I’ve been exploring the practice of media literacy education in early childhood settings. One important concept that I like to introduce to preschoolers is the idea that media messages are constructions– they’re made by people who make choices.
Of course, all acts of communication involve a set of choices. The decision to lie or tell the truth is a choice that’s highly relevant to young children, and researchers are helping us see the developmental trajectory of this particular competence as a social skill.
Children naturally seek out information, but young children lack the ability to decide who and what are trustworthy sources. Learning when to trust and distrust other people is an essential early skill, as that information enables children to begin the lifelong process of filtering and applying things they learn to their understanding of the world.
She describes research from the September/October issue of Child Development where psychologists at the University of California, San Diego, found that children begin to learn about distrust around age three, but cannot apply that sense of distrust until around age five.
Media literacy educators frequently explore the genre of advertising with young children because it’s ubiquitous in their lives and provides an opportunity for them to recognize characteristics of persuasive messages. In fact, some children under age seven can make inferences about the author’s motive and purpose, when the genre is familiar to them.
Parents and teachers may approach this issue differently, depending on their existing attitudes about advertising. Some parents and educators may conceptualize advertisers as the “tricksters” while others will not see it very useful to frame advertising as essentially a form of lying. Both groups generally agree, however, that children need to recognize that information and emotional responses are shaped by the choices made by advertisers aiming to persuade.

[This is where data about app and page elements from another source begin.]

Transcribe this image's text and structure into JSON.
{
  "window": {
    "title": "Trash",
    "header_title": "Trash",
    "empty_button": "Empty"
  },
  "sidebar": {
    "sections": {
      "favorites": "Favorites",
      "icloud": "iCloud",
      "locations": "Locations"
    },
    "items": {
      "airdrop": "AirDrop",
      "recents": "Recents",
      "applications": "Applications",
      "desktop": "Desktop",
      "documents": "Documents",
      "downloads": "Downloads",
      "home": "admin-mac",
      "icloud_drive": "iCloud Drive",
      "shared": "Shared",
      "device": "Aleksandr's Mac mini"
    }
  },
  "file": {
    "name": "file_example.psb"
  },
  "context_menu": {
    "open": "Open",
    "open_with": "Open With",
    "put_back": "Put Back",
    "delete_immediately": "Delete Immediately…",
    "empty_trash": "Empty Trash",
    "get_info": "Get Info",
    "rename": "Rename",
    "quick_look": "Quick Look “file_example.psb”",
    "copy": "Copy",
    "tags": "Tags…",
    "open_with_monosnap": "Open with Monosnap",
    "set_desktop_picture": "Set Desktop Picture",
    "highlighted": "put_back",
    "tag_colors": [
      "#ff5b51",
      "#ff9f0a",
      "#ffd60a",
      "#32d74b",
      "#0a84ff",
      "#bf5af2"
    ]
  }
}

But as the developmentalists note, it’s one thing to be able to recognize and identify an trustworthy and an untrustworthy source. It’s another thing entirely to be able to disregard untrustworthy sources. That’s not easy.
In fact, we could argue that this phenomenon persists into well into adulthood, as voters may recognize the false and misleading political campaign advertising (given that it’s normative to the political process), but still be influenced by it in making their choice at the ballot box.
For most people, it’s actually pretty difficult to disregard untrustworthy information. One of the reasons why media literacy has such useful potential as a community education movement is that awareness of the process of identifying trustworthy and untrustworthy sources and using information appropriately based on source credibility are competencies that apply across a wide range of stakeholders and contexts across the lifespan.